[Supplied records — start]
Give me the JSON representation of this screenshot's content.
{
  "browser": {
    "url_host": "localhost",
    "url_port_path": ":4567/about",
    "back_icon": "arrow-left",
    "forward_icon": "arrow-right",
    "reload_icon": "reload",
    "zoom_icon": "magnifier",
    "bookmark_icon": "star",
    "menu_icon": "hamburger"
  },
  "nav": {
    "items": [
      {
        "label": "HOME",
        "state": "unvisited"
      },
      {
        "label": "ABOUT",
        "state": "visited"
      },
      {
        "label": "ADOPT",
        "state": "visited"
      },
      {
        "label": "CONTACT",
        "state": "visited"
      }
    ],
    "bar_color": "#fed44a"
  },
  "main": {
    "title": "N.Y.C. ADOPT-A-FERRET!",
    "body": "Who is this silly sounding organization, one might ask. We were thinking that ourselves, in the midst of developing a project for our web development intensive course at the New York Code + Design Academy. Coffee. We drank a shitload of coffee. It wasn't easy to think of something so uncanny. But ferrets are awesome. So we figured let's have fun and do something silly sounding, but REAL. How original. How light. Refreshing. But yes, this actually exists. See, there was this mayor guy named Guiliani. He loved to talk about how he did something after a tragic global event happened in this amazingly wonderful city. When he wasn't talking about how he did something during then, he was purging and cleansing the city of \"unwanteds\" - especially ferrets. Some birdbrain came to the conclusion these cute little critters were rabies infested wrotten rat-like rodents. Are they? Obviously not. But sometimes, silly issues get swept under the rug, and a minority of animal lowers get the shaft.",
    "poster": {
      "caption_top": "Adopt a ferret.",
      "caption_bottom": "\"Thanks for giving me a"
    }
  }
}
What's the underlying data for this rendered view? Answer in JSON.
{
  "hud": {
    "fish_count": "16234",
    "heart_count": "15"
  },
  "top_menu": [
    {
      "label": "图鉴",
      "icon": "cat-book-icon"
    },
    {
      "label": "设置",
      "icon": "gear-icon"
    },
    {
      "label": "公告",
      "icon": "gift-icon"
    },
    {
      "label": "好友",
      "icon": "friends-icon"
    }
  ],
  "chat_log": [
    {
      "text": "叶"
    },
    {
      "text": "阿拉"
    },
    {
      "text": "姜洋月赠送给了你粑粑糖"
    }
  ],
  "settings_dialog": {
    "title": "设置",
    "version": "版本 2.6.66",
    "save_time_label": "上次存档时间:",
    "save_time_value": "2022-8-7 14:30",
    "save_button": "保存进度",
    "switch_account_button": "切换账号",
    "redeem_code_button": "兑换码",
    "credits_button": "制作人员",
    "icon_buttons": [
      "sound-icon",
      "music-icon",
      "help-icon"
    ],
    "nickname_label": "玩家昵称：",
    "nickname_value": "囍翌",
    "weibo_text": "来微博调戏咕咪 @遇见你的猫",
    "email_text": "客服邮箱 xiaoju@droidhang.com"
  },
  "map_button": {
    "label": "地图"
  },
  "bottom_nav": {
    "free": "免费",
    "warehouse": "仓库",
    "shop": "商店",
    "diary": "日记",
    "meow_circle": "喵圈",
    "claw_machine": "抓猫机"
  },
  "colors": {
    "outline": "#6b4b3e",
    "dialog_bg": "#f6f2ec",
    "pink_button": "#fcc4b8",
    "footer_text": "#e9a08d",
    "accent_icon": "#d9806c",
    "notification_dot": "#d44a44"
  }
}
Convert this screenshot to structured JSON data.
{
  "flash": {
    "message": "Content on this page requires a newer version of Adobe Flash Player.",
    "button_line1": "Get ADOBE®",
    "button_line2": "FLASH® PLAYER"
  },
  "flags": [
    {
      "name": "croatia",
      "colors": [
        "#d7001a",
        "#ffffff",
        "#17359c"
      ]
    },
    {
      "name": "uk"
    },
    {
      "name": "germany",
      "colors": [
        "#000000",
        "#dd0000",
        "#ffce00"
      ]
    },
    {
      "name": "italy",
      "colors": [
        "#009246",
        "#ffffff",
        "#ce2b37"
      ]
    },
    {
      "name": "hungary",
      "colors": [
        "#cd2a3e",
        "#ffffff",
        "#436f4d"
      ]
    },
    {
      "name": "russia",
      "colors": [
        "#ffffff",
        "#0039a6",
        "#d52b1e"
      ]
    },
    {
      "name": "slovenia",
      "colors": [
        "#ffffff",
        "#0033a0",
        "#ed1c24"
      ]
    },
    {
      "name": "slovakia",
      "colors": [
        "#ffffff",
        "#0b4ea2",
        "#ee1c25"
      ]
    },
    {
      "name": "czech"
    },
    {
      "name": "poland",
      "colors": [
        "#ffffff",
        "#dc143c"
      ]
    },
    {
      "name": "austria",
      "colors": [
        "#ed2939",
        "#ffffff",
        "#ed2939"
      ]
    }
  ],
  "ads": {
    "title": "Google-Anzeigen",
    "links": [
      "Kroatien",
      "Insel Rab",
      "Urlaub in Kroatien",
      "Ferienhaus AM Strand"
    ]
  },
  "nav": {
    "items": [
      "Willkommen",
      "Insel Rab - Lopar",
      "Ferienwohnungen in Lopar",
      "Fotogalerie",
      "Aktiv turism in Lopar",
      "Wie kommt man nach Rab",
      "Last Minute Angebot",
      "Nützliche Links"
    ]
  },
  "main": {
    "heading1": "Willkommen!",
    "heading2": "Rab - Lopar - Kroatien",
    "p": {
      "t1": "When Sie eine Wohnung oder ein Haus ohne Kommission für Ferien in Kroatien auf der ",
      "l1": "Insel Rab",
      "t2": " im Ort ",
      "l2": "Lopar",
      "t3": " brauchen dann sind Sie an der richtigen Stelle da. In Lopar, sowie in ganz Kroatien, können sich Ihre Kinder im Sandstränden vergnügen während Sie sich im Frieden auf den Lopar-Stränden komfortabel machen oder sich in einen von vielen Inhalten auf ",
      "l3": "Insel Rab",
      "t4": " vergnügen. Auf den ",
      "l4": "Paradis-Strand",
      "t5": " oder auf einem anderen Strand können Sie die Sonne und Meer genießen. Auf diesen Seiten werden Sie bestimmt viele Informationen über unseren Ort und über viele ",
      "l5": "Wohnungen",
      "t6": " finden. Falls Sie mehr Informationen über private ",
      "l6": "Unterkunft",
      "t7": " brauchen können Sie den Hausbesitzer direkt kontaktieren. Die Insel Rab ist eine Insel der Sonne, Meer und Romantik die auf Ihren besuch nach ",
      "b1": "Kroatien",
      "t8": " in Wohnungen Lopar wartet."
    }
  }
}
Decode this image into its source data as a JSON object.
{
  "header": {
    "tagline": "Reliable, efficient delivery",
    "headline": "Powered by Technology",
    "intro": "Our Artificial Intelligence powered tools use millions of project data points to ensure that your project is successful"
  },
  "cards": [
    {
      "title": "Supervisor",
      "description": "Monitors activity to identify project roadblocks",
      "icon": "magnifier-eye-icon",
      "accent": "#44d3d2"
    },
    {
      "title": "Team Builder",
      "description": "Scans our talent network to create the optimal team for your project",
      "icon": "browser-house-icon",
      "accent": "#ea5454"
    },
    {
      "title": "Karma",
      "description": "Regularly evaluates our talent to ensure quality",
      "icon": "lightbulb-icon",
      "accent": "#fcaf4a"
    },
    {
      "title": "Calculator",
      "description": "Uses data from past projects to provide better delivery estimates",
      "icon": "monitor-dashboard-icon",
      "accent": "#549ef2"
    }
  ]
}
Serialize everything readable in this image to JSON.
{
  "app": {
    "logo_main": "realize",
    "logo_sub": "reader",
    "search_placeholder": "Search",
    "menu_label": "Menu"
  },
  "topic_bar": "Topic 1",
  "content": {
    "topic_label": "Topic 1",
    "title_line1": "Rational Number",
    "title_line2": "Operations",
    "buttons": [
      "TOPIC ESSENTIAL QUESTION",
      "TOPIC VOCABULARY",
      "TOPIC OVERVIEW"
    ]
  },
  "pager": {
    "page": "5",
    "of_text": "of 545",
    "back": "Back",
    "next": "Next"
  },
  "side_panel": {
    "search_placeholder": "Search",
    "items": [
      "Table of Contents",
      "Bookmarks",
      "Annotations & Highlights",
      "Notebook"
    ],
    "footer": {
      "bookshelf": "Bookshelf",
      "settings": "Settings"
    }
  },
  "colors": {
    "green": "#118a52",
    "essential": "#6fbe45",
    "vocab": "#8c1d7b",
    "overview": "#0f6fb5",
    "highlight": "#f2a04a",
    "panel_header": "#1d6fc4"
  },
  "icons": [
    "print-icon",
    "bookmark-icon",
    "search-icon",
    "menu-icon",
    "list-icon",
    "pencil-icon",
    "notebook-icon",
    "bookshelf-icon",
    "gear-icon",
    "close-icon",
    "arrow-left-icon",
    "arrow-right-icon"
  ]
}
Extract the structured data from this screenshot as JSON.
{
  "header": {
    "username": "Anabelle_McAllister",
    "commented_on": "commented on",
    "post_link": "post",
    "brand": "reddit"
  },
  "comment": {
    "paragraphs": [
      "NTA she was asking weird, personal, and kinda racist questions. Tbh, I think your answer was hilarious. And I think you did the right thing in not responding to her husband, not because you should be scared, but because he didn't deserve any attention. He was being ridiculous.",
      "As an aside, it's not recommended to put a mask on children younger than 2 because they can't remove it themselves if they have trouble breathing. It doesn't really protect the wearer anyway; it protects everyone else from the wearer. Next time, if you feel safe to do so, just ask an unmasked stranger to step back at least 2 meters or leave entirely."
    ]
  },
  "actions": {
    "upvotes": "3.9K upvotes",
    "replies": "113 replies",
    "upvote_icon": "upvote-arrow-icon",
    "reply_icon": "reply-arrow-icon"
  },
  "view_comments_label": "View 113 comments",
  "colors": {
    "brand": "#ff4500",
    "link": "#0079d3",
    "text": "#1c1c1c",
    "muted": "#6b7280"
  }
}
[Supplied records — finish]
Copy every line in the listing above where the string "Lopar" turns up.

      "Insel Rab - Lopar",
      "Ferienwohnungen in Lopar",
      "Aktiv turism in Lopar",
    "heading2": "Rab - Lopar - Kroatien",
      "l2": "Lopar",
      "t3": " brauchen dann sind Sie an der richtigen Stelle da. In Lopar, sowie in ganz Kroatien, können sich Ihre Kinder im Sandstränden vergnügen während Sie sich im Frieden auf den Lopar-Stränden komfortabel machen oder sich in einen von vielen Inhalten auf ",
      "t8": " in Wohnungen Lopar wartet."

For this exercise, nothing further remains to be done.